By the time I graduated from college I had a different attitude toward myself and my life. I don’t know if my physical condition was any different from when I entered, but I was less preoccupied with myself and more certain of what the Bible said to me. I had a very specific knowledge of the Bible, and I had become a convinced Christian in a precise sense. Many things were ahead of me when I graduated that I could never have envisioned. There would be new challenges, new failures, exciting experiences, still more disappointments, and more failures. But most of the time I kept on reading the Bible. I learned (and would have to learn again later in life) that the Bible was a treasure trove of promises for foolish, self-centered, needy individuals like me. Indeed, as I have continued to read through the Bible — by now over twenty times, each time with a pencil — I have changed my mind about a few issues. Some opinions changed as I came to understand my own discipline, anthropology, for it led me to ask new questions and eventually to see in the Bible many things my Christian friends seem blind to. My views seem no longer compatible with the evangelical community.

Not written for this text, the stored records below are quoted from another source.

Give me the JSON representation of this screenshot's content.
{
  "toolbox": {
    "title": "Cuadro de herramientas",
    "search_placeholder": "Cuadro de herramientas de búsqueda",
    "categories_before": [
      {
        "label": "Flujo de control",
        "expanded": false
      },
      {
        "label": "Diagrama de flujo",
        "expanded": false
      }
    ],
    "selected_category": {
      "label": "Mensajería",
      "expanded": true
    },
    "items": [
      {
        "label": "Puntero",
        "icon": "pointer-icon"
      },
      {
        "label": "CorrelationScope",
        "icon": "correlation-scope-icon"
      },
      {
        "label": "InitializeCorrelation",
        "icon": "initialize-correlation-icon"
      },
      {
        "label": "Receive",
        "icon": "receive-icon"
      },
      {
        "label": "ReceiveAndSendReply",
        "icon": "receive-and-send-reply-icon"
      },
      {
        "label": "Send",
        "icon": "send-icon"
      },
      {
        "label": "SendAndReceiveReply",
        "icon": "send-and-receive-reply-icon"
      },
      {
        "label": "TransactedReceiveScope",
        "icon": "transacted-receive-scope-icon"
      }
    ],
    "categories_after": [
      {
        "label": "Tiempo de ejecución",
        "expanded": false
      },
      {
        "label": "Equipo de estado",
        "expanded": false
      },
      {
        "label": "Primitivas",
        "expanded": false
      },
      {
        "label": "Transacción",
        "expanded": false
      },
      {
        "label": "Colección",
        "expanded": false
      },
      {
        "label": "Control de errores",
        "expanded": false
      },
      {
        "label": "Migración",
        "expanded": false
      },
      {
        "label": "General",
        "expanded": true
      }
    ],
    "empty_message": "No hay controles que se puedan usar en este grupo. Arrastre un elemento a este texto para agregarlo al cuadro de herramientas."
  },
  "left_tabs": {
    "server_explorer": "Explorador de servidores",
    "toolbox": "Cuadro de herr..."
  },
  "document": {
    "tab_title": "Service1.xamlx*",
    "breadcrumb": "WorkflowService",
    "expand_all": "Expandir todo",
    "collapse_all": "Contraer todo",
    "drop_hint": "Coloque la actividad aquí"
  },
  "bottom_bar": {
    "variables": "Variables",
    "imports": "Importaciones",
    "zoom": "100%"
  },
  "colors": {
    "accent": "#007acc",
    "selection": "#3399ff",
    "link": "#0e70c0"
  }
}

The consequence for my current understanding of myself and of my professional world is a viewpoint that bears the marks of my distinctive search for meaning and purpose. The Bible is, at least in ways that are distinctive for me, a kind of fundamental influence on my understanding of the world, of myself, of life, and the nature of reality. The mythical frame of reference that I take for granted in life has been shaped by my attempt to understand, even internalize, what God is like and what His purposes are as I have come to know them in the Bible. Because I am both an anthropologist and a Christian — discourses that are often taken to be incompatible — it is hard for me to relate to metaphysical assertions made by my friends and colleagues in both communities, those in my discipline and those within the church. This is why I want to present a collection of essays that attempt to explain my perspective on metaphysical issues, the sort of perspective one cannot prove and can only assert, for what it’s worth. I don’t intend it to be particularly distinctive; indeed, I believe my views are concordant with the main teachings of “the Church”, in its various expressions, inflected slightly perhaps by my particular professional background as an anthropologist.